Produce a word-for-word copy of the data that follows, excluding images.

Supplied data.
----

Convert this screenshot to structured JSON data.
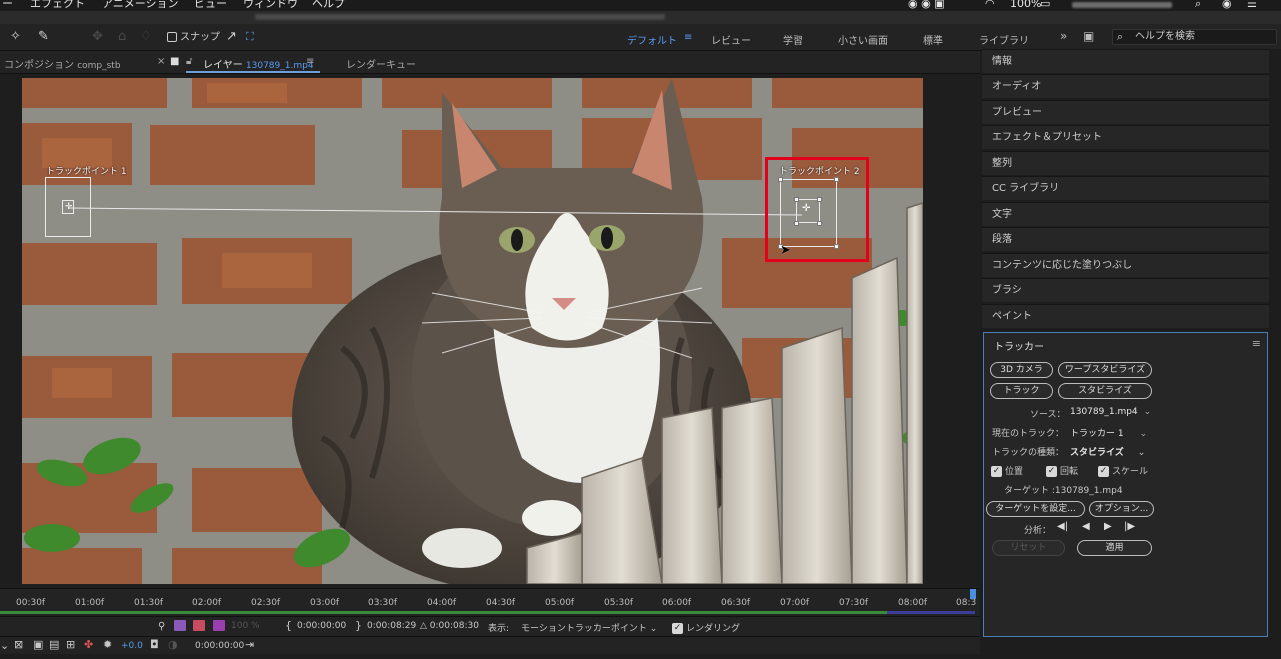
{
  "menubar": {
    "items": [
      "ー",
      "エフェクト",
      "アニメーション",
      "ビュー",
      "ウィンドウ",
      "ヘルプ"
    ],
    "battery": "100%"
  },
  "toolbar": {
    "snap_label": "スナップ",
    "workspaces": [
      "デフォルト",
      "レビュー",
      "学習",
      "小さい画面",
      "標準",
      "ライブラリ"
    ],
    "active_workspace": "デフォルト",
    "more": "»",
    "search_placeholder": "ヘルプを検索"
  },
  "tabs": {
    "composition": {
      "label": "コンポジション",
      "name": "comp_stb"
    },
    "layer": {
      "label": "レイヤー",
      "name": "130789_1.mp4"
    },
    "render_queue": {
      "label": "レンダーキュー"
    }
  },
  "viewer": {
    "track_point_1": "トラックポイント 1",
    "track_point_2": "トラックポイント 2"
  },
  "timeline": {
    "ticks": [
      "00:30f",
      "01:00f",
      "01:30f",
      "02:00f",
      "02:30f",
      "03:00f",
      "03:30f",
      "04:00f",
      "04:30f",
      "05:00f",
      "05:30f",
      "06:00f",
      "06:30f",
      "07:00f",
      "07:30f",
      "08:00f",
      "08:3"
    ]
  },
  "controls": {
    "zoom": "100 %",
    "in_point": "0:00:00:00",
    "out_point": "0:00:08:29",
    "duration": "△ 0:00:08:30",
    "view_label": "表示:",
    "view_value": "モーショントラッカーポイント",
    "render_label": "レンダリング",
    "exposure": "+0.0",
    "current_time": "0:00:00:00"
  },
  "right_panel": {
    "sections": [
      "情報",
      "オーディオ",
      "プレビュー",
      "エフェクト＆プリセット",
      "整列",
      "CC ライブラリ",
      "文字",
      "段落",
      "コンテンツに応じた塗りつぶし",
      "ブラシ",
      "ペイント"
    ]
  },
  "tracker": {
    "title": "トラッカー",
    "btn_3d_camera": "3D カメラ",
    "btn_warp": "ワープスタビライズ",
    "btn_track": "トラック",
    "btn_stabilize": "スタビライズ",
    "source_label": "ソース：",
    "source_value": "130789_1.mp4",
    "current_track_label": "現在のトラック：",
    "current_track_value": "トラッカー 1",
    "track_type_label": "トラックの種類：",
    "track_type_value": "スタビライズ",
    "position": "位置",
    "rotation": "回転",
    "scale": "スケール",
    "target": "ターゲット :130789_1.mp4",
    "btn_set_target": "ターゲットを設定...",
    "btn_options": "オプション...",
    "analyze_label": "分析：",
    "btn_reset": "リセット",
    "btn_apply": "適用"
  }
}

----

Task response.
Convert this screenshot to structured JSON data.
{
  "menubar": {
    "items": [
      "ー",
      "エフェクト",
      "アニメーション",
      "ビュー",
      "ウィンドウ",
      "ヘルプ"
    ],
    "battery": "100%"
  },
  "toolbar": {
    "snap_label": "スナップ",
    "workspaces": [
      "デフォルト",
      "レビュー",
      "学習",
      "小さい画面",
      "標準",
      "ライブラリ"
    ],
    "active_workspace": "デフォルト",
    "more": "»",
    "search_placeholder": "ヘルプを検索"
  },
  "tabs": {
    "composition": {
      "label": "コンポジション",
      "name": "comp_stb"
    },
    "layer": {
      "label": "レイヤー",
      "name": "130789_1.mp4"
    },
    "render_queue": {
      "label": "レンダーキュー"
    }
  },
  "viewer": {
    "track_point_1": "トラックポイント 1",
    "track_point_2": "トラックポイント 2"
  },
  "timeline": {
    "ticks": [
      "00:30f",
      "01:00f",
      "01:30f",
      "02:00f",
      "02:30f",
      "03:00f",
      "03:30f",
      "04:00f",
      "04:30f",
      "05:00f",
      "05:30f",
      "06:00f",
      "06:30f",
      "07:00f",
      "07:30f",
      "08:00f",
      "08:3"
    ]
  },
  "controls": {
    "zoom": "100 %",
    "in_point": "0:00:00:00",
    "out_point": "0:00:08:29",
    "duration": "△ 0:00:08:30",
    "view_label": "表示:",
    "view_value": "モーショントラッカーポイント",
    "render_label": "レンダリング",
    "exposure": "+0.0",
    "current_time": "0:00:00:00"
  },
  "right_panel": {
    "sections": [
      "情報",
      "オーディオ",
      "プレビュー",
      "エフェクト＆プリセット",
      "整列",
      "CC ライブラリ",
      "文字",
      "段落",
      "コンテンツに応じた塗りつぶし",
      "ブラシ",
      "ペイント"
    ]
  },
  "tracker": {
    "title": "トラッカー",
    "btn_3d_camera": "3D カメラ",
    "btn_warp": "ワープスタビライズ",
    "btn_track": "トラック",
    "btn_stabilize": "スタビライズ",
    "source_label": "ソース：",
    "source_value": "130789_1.mp4",
    "current_track_label": "現在のトラック：",
    "current_track_value": "トラッカー 1",
    "track_type_label": "トラックの種類：",
    "track_type_value": "スタビライズ",
    "position": "位置",
    "rotation": "回転",
    "scale": "スケール",
    "target": "ターゲット :130789_1.mp4",
    "btn_set_target": "ターゲットを設定...",
    "btn_options": "オプション...",
    "analyze_label": "分析：",
    "btn_reset": "リセット",
    "btn_apply": "適用"
  }
}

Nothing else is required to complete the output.